By Brian Wheeler
BBC News politics reporter
It all looks terribly serious on television - but for many delegates party conference season is also conference party season.
Lib Dems don't throw great parties for each other, says Mr Opik
An excuse to network, meet old friends, gossip, plot and, just occasionally, get outrageously drunk and commit any number of indiscretions.
And the Liberal Democrats, who gather in Blackpool this weekend, are, according to harmonica-playing party veteran Lembit Opik MP, no exception.
Here is the Montgomeryshire member's guide to the best - and worst - of the Lib Dem party scene.
Who throws the best Liberal Democrat parties?
Anyone but the Liberal Democrats, according to Mr Opik. "It is all the people who want us to like them. We don't throw very good parties for each other," he says.
The Scotch Whisky Association get-together is always popular, for obvious reasons. And financial news service Bloomberg's cocktail parties always go down well.
But the BBC end-of-conference party on a Wednesday evening is the must-have invite of the week, according to Mr Opik.
The nightmare scenario is hosting a party yourself - especially when it falls flat.
"You might be hosting a debate on sludge removal from the Thames estuary and nobody shows up because there is a better event going on at the same time. Your heart sinks."
What are the key ingredients of a good conference party?
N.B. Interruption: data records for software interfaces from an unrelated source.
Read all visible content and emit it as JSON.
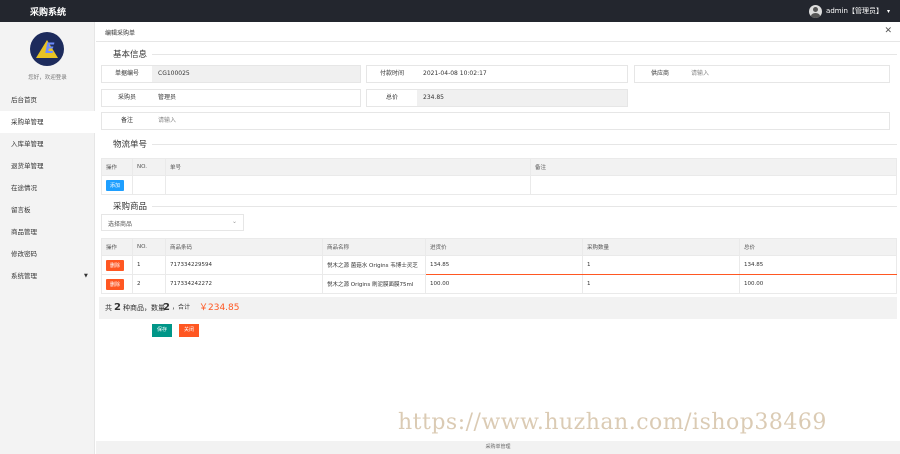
{
  "app_title": "采购系统",
  "user": {
    "name": "admin【管理员】",
    "caret": "▾"
  },
  "sidebar": {
    "welcome": "您好，欢迎登录",
    "items": [
      {
        "label": "后台首页"
      },
      {
        "label": "采购单管理"
      },
      {
        "label": "入库单管理"
      },
      {
        "label": "退货单管理"
      },
      {
        "label": "在途情况"
      },
      {
        "label": "留言板"
      },
      {
        "label": "商品管理"
      },
      {
        "label": "修改密码"
      },
      {
        "label": "系统管理",
        "arrow": "▼"
      }
    ]
  },
  "tab": {
    "label": "编辑采购单",
    "close": "✕"
  },
  "basic_info": {
    "title": "基本信息",
    "order_no": {
      "label": "单据编号",
      "value": "CG100025"
    },
    "pay_time": {
      "label": "付款时间",
      "value": "2021-04-08 10:02:17"
    },
    "supplier": {
      "label": "供应商",
      "placeholder": "请输入"
    },
    "buyer": {
      "label": "采购员",
      "value": "管理员"
    },
    "total": {
      "label": "总价",
      "value": "234.85"
    },
    "remark": {
      "label": "备注",
      "placeholder": "请输入"
    }
  },
  "logistics": {
    "title": "物流单号",
    "headers": [
      "操作",
      "NO.",
      "单号",
      "备注"
    ],
    "add_button": "添加"
  },
  "goods": {
    "title": "采购商品",
    "select_placeholder": "选择商品",
    "headers": [
      "操作",
      "NO.",
      "商品条码",
      "商品名称",
      "进货价",
      "采购数量",
      "总价"
    ],
    "delete_label": "删除",
    "rows": [
      {
        "no": "1",
        "barcode": "717334229594",
        "name": "悦木之源 菌菇水 Origins 韦博士灵芝",
        "price": "134.85",
        "qty": "1",
        "total": "134.85"
      },
      {
        "no": "2",
        "barcode": "717334242272",
        "name": "悦木之源 Origins 刷泥膜面膜75ml",
        "price": "100.00",
        "qty": "1",
        "total": "100.00"
      }
    ]
  },
  "summary": {
    "prefix": "共",
    "kinds": "2",
    "kinds_unit": "种商品，数量",
    "qty": "2",
    "total_label": "，合计",
    "total": "￥234.85"
  },
  "actions": {
    "save": "保存",
    "close": "关闭"
  },
  "watermark": "https://www.huzhan.com/ishop38469",
  "footer": "采购单管理"
}
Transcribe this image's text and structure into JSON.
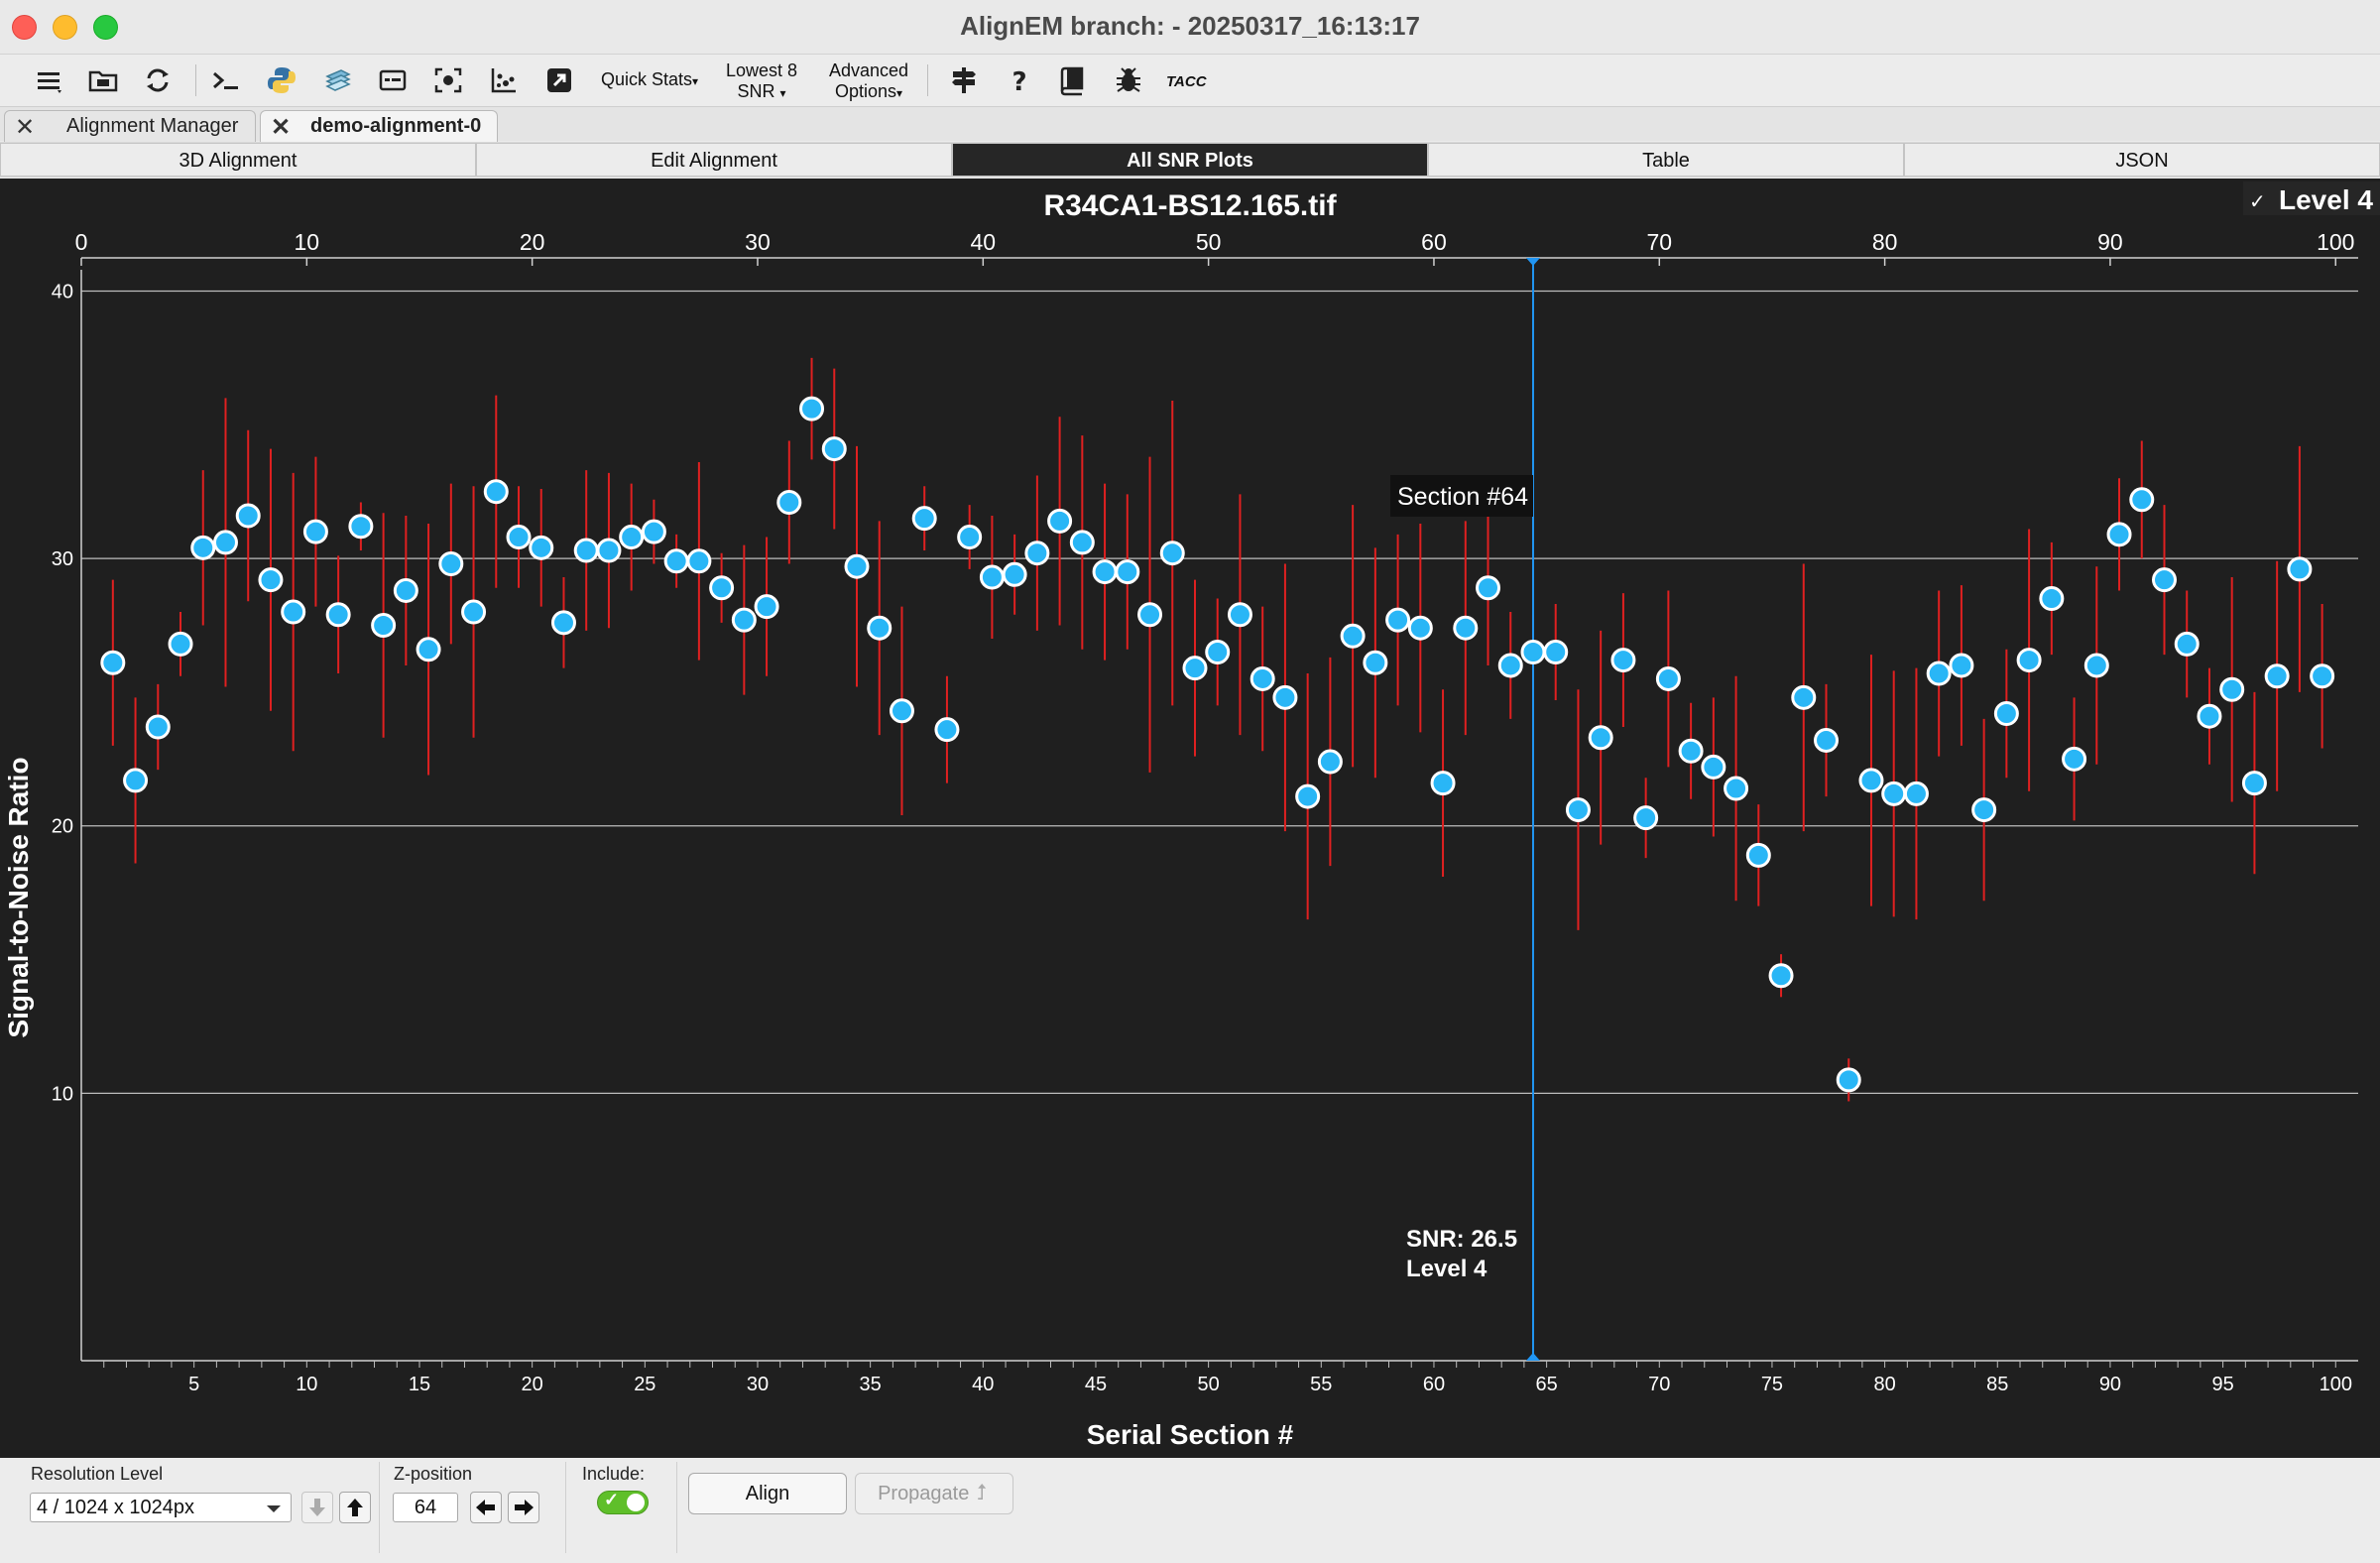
{
  "window": {
    "title": "AlignEM branch:  - 20250317_16:13:17"
  },
  "toolbar": {
    "icons": [
      "menu-icon",
      "folder-icon",
      "refresh-icon",
      "terminal-icon",
      "python-icon",
      "layers-icon",
      "window-icon",
      "focus-icon",
      "scatter-plot-icon",
      "export-icon",
      "signpost-icon",
      "help-icon",
      "book-icon",
      "bug-icon"
    ],
    "quick_stats": "Quick Stats",
    "lowest_line1": "Lowest 8",
    "lowest_line2": "SNR",
    "advanced_line1": "Advanced",
    "advanced_line2": "Options",
    "tacc_label": "TACC"
  },
  "doc_tabs": [
    {
      "label": "Alignment Manager"
    },
    {
      "label": "demo-alignment-0"
    }
  ],
  "view_tabs": [
    {
      "label": "3D Alignment"
    },
    {
      "label": "Edit Alignment"
    },
    {
      "label": "All SNR Plots"
    },
    {
      "label": "Table"
    },
    {
      "label": "JSON"
    }
  ],
  "plot": {
    "level_checkbox_label": "Level 4",
    "level_check_mark": "✓",
    "tooltip": "Section #64",
    "readout_snr": "SNR: 26.5",
    "readout_level": "Level 4",
    "accent_color": "#2196f3",
    "point_color": "#29b6f6",
    "errorbar_color": "#e02020"
  },
  "chart_data": {
    "type": "scatter",
    "title": "R34CA1-BS12.165.tif",
    "xlabel": "Serial Section #",
    "ylabel": "Signal-to-Noise Ratio",
    "xlim": [
      0,
      101
    ],
    "ylim": [
      0,
      40.5
    ],
    "y_ticks": [
      10,
      20,
      30,
      40
    ],
    "x_ticks_top": [
      0,
      10,
      20,
      30,
      40,
      50,
      60,
      70,
      80,
      90,
      100
    ],
    "x_ticks_bottom": [
      5,
      10,
      15,
      20,
      25,
      30,
      35,
      40,
      45,
      50,
      55,
      60,
      65,
      70,
      75,
      80,
      85,
      90,
      95,
      100
    ],
    "grid": true,
    "cursor_x": 64.4,
    "series": [
      {
        "x": [
          1.4,
          2.4,
          3.4,
          4.4,
          5.4,
          6.4,
          7.4,
          8.4,
          9.4,
          10.4,
          11.4,
          12.4,
          13.4,
          14.4,
          15.4,
          16.4,
          17.4,
          18.4,
          19.4,
          20.4,
          21.4,
          22.4,
          23.4,
          24.4,
          25.4,
          26.4,
          27.4,
          28.4,
          29.4,
          30.4,
          31.4,
          32.4,
          33.4,
          34.4,
          35.4,
          36.4,
          37.4,
          38.4,
          39.4,
          40.4,
          41.4,
          42.4,
          43.4,
          44.4,
          45.4,
          46.4,
          47.4,
          48.4,
          49.4,
          50.4,
          51.4,
          52.4,
          53.4,
          54.4,
          55.4,
          56.4,
          57.4,
          58.4,
          59.4,
          60.4,
          61.4,
          62.4,
          63.4,
          64.4,
          65.4,
          66.4,
          67.4,
          68.4,
          69.4,
          70.4,
          71.4,
          72.4,
          73.4,
          74.4,
          75.4,
          76.4,
          77.4,
          78.4,
          79.4,
          80.4,
          81.4,
          82.4,
          83.4,
          84.4,
          85.4,
          86.4,
          87.4,
          88.4,
          89.4,
          90.4,
          91.4,
          92.4,
          93.4,
          94.4,
          95.4,
          96.4,
          97.4,
          98.4,
          99.4
        ],
        "y": [
          26.1,
          21.7,
          23.7,
          26.8,
          30.4,
          30.6,
          31.6,
          29.2,
          28.0,
          31.0,
          27.9,
          31.2,
          27.5,
          28.8,
          26.6,
          29.8,
          28.0,
          32.5,
          30.8,
          30.4,
          27.6,
          30.3,
          30.3,
          30.8,
          31.0,
          29.9,
          29.9,
          28.9,
          27.7,
          28.2,
          32.1,
          35.6,
          34.1,
          29.7,
          27.4,
          24.3,
          31.5,
          23.6,
          30.8,
          29.3,
          29.4,
          30.2,
          31.4,
          30.6,
          29.5,
          29.5,
          27.9,
          30.2,
          25.9,
          26.5,
          27.9,
          25.5,
          24.8,
          21.1,
          22.4,
          27.1,
          26.1,
          27.7,
          27.4,
          21.6,
          27.4,
          28.9,
          26.0,
          26.5,
          26.5,
          20.6,
          23.3,
          26.2,
          20.3,
          25.5,
          22.8,
          22.2,
          21.4,
          18.9,
          14.4,
          24.8,
          23.2,
          10.5,
          21.7,
          21.2,
          21.2,
          25.7,
          26.0,
          20.6,
          24.2,
          26.2,
          28.5,
          22.5,
          26.0,
          30.9,
          32.2,
          29.2,
          26.8,
          24.1,
          25.1,
          21.6,
          25.6,
          29.6,
          25.6
        ],
        "err": [
          3.1,
          3.1,
          1.6,
          1.2,
          2.9,
          5.4,
          3.2,
          4.9,
          5.2,
          2.8,
          2.2,
          0.9,
          4.2,
          2.8,
          4.7,
          3.0,
          4.7,
          3.6,
          1.9,
          2.2,
          1.7,
          3.0,
          2.9,
          2.0,
          1.2,
          1.0,
          3.7,
          1.3,
          2.8,
          2.6,
          2.3,
          1.9,
          3.0,
          4.5,
          4.0,
          3.9,
          1.2,
          2.0,
          1.2,
          2.3,
          1.5,
          2.9,
          3.9,
          4.0,
          3.3,
          2.9,
          5.9,
          5.7,
          3.3,
          2.0,
          4.5,
          2.7,
          5.0,
          4.6,
          3.9,
          4.9,
          4.3,
          3.2,
          3.9,
          3.5,
          4.0,
          2.9,
          2.0,
          1.4,
          1.8,
          4.5,
          4.0,
          2.5,
          1.5,
          3.3,
          1.8,
          2.6,
          4.2,
          1.9,
          0.8,
          5.0,
          2.1,
          0.8,
          4.7,
          4.6,
          4.7,
          3.1,
          3.0,
          3.4,
          2.4,
          4.9,
          2.1,
          2.3,
          3.7,
          2.1,
          2.2,
          2.8,
          2.0,
          1.8,
          4.2,
          3.4,
          4.3,
          4.6,
          2.7
        ]
      }
    ]
  },
  "bottom": {
    "resolution_label": "Resolution Level",
    "resolution_value": "4 / 1024 x 1024px",
    "zpos_label": "Z-position",
    "zpos_value": "64",
    "include_label": "Include:",
    "include_checked": true,
    "align_label": "Align",
    "propagate_label": "Propagate"
  }
}
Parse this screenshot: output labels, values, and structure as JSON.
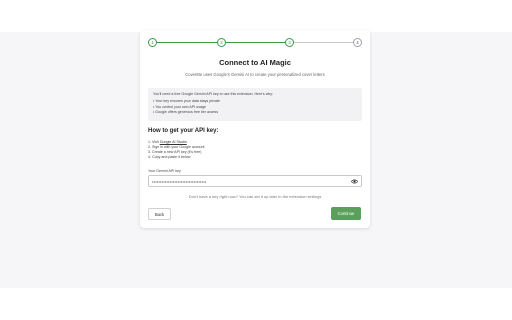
{
  "stepper": {
    "steps": [
      "1",
      "2",
      "3",
      "4"
    ],
    "completed_color": "#3a9a48",
    "pending_color": "#c8c8cc"
  },
  "header": {
    "title": "Connect to AI Magic",
    "subtitle": "CoverMe uses Google's Gemini AI to create your personalized cover letters"
  },
  "info": {
    "intro": "You'll need a free Google Gemini API key to use this extension. Here's why:",
    "items": [
      "Your key ensures your data stays private",
      "You control your own API usage",
      "Google offers generous free tier access"
    ]
  },
  "howto": {
    "title": "How to get your API key:",
    "step1_prefix": "1. Visit ",
    "step1_link": "Google AI Studio",
    "steps": [
      "2. Sign in with your Google account",
      "3. Create a new API key (it's free)",
      "4. Copy and paste it below"
    ]
  },
  "api_key": {
    "label": "Your Gemini API key",
    "value": "••••••••••••••••••••••••••••••••••"
  },
  "note": "Don't have a key right now? You can set it up later in the extension settings",
  "buttons": {
    "back": "Back",
    "continue": "Continue"
  },
  "colors": {
    "accent": "#5aa05a",
    "background": "#f6f6f8"
  }
}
1. "Good booze" - although Mr Opik stresses the importance of not overdoing it every night. Delegates, he notes, "are more careful these days" and you have to plan your conference season "like a military operation".
2. Good food - best to avoid "conference canapé syndrome", says Mr Opik.
3. Good names - "However cool delegates think they are they still want to see recognisable names from the telly and the big newspaper editors," says Mr Opik. Independent editor Simon Kelner is hosting a debate on Monday evening.
What - and who - should you avoid?
According to Mr Opik, anyone suffering from what he calls "Adhesive Delegate Syndrome".
These are the people who stick to your side at parties and receptions, take the whole thing too seriously and "insist on telling you their plan for world peace when you are trying to get a cocktail from the Bloomberg bar".
He adds: "You have to work out who you want to network with," says Lembit, "and make sure you don't waste their time when you see them". You don't want to suffer from ADS, after all.
What is the dream Lib Dem party guest list?
"It would be hosted by Nelson Mandela. Guests might include Bill Clinton, Robbie Williams and Michael Douglas.
"Charles Kennedy would do a speech and be in charge of the barbecue serving meat and vegetarian food."
What are this year's hottest tickets?
The Lib Dem Glee Club is always a popular stop-off on the party circuit.
This is where party workers and backbenchers get to send up their bosses with sketches and comic songs - a chance says Mr Opik to prove the "Lib Dems have a sense of humour".
Charles Kennedy, who as usual is hosting his own drinks party for senior journalists, is never seen at the Glee Club, apparently - unlike his predecessor Paddy Ashdown who would always regale his colleagues with a funny story. The same funny story.
"We all miss Paddy's story. It was always the same one, but we laughed anyway because he was the leader," says Mr Opik.